|International Classification||A61B17/68, A61B17/92|
|Cooperative Classification||A61B17/92, A61B17/68, A61B2017/922|
|European Classification||A61B17/92, A61B17/68|
|10 Jul 1987||AS||Assignment|
Owner name: SULZER BROTHERS LIMITED WINTERTHUR, SWITZERLAND, A
Free format text: ASSIGNMENT OF ASSIGNORS INTEREST.;ASSIGNORS:FREY, OTTO;KOCH, RUDOLF;REEL/FRAME:004736/0135
Effective date: 19870626
|14 Mar 1989||CC||Certificate of correction|
|27 Mar 1992||FPAY||Fee payment|
Year of fee payment: 4
|25 Mar 1996||FPAY||Fee payment|
Year of fee payment: 8

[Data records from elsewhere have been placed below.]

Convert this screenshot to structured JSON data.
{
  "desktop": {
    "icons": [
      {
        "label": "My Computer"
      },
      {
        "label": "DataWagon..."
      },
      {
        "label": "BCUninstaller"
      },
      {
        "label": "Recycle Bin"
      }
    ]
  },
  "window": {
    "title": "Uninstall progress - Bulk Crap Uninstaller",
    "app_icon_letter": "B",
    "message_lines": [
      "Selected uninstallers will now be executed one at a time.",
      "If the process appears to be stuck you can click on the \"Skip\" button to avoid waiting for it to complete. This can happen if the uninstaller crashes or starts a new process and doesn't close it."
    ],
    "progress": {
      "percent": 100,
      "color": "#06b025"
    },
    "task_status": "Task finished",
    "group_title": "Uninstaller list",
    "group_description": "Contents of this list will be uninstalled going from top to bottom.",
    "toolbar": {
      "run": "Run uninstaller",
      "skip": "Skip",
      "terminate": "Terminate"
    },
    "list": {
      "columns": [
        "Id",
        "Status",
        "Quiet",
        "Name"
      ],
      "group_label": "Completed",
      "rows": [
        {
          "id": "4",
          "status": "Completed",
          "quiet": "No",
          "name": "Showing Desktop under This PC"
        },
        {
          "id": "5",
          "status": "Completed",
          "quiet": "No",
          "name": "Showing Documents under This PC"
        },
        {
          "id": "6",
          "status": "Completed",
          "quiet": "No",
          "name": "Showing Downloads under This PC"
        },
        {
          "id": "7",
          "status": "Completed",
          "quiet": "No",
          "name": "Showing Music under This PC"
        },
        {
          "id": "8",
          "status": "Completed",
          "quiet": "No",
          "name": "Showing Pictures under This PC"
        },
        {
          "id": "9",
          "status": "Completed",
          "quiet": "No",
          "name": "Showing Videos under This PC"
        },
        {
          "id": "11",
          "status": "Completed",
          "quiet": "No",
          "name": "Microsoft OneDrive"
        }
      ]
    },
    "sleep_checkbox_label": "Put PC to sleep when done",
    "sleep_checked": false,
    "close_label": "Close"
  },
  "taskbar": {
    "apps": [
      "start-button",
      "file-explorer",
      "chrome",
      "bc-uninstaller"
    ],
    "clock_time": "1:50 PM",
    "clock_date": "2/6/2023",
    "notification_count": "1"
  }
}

|28 Mar 2000||FPAY||Fee payment|
Year of fee payment: 12